  This Rain brings with it the scent of rain-soaked lilac, lemon lily. Bruised skirts of thunderclouds drop their wet hems over this prairie. It rains and the ditches brim, rains and the water rises like ire amongst the willows. What we say and do not say. The heart incandescent, riverine with distance.   ***   lilt like this: sound of droplets from leaves aaaaaa gift   gift         gift     (Shortlisted for the International Salt Prize for Best Individual Poem, 2012 Published in The Salt Book of New Writing 2013, UK.)   _______________________________________________________ Jenna Butler is the author of three books of poetry, Seldom Seen Road (NeWest Press, 2013), Wells (University of Alberta Press, 2012), and Aphelion (NeWest Press, 2010), in addition to a book of ecocritical [...]

PARADOX The hand that draws the bowstring has faith that the deer will die. The longbow bends, the arrow points, the deer stands frozen in the curious pose of prey before its doom. But Zeno suggests that once the arrow flies, it covers half the distance to the deer’s heart first, then half the distance left and half again and again and half again so the deer will live and the arrow will never find its one true home.   A woman’s faith is different than a man’s. She believes his strength is bowstring straight, his heart like longbow yew, flexible but taut. A man believes that he is not a beast-- until the string snaps, the tortured bow splinters and his fist is arcing through the air toward the [...]

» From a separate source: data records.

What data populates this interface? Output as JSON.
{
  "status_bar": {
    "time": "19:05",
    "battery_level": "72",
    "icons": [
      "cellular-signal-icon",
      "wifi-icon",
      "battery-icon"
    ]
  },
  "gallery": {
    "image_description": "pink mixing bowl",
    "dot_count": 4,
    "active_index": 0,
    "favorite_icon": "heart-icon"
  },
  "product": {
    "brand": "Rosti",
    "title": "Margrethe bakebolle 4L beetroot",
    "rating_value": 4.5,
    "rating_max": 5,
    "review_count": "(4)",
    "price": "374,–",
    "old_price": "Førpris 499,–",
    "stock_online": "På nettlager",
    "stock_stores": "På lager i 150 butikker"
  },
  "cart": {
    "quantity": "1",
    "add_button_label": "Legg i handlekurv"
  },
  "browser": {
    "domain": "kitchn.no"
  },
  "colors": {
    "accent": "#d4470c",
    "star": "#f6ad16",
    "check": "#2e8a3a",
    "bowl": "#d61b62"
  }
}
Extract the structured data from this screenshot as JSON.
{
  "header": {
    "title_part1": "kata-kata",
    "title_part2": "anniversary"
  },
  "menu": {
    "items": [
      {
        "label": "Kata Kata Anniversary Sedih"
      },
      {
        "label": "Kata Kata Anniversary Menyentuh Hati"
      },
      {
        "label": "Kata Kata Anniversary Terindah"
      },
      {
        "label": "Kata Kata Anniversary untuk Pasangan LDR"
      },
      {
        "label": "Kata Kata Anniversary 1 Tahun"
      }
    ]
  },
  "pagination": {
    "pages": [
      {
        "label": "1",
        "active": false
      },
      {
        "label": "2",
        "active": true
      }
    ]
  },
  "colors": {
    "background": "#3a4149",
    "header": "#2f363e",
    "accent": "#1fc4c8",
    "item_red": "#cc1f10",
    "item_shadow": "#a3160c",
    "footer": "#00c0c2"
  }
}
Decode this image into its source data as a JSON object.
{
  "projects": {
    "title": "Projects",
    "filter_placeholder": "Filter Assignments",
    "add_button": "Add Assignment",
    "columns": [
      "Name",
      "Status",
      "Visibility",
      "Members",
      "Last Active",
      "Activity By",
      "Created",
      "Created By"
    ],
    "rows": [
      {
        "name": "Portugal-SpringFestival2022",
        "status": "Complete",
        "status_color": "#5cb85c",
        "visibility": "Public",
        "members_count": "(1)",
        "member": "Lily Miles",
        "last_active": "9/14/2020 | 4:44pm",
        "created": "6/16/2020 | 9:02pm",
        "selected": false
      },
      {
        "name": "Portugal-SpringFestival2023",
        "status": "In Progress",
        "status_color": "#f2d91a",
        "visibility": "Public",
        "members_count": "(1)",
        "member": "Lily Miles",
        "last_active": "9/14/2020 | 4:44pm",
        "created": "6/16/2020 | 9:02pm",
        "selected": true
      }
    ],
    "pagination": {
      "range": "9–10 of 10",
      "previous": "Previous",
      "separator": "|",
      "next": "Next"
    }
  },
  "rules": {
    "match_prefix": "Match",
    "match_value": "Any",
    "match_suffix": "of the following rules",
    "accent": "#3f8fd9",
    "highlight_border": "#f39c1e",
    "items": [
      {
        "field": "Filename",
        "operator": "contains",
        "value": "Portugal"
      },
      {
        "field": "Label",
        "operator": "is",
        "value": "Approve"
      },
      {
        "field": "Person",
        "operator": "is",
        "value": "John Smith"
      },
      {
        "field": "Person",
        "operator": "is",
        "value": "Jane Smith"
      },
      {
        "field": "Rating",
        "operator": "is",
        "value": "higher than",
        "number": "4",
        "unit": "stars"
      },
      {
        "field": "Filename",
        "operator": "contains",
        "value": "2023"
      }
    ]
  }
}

Driving       under drying skies, north, passing fields the summer has been too wet to turn brown, i wait for God to appear, for poems to rise like mists, for some sort of ever   that doesn’t sting. croon to me like a wild road, sunlight spider-webbing across a cracked windshield across strange arms across a morning we can all afford to spend and live and live. ________________________________________________________ Joanna Suzanne Lee earned her MD from the Medical College of Virginia in 2007 and a further MS in Applied Science from the College of William and Mary in 2010. Her ppoetry has been published in a number of online and print journals, including Caduceus, Contemporary American Voices, and The Dead Mule School of Southern Literature. Her second full­-length book [...]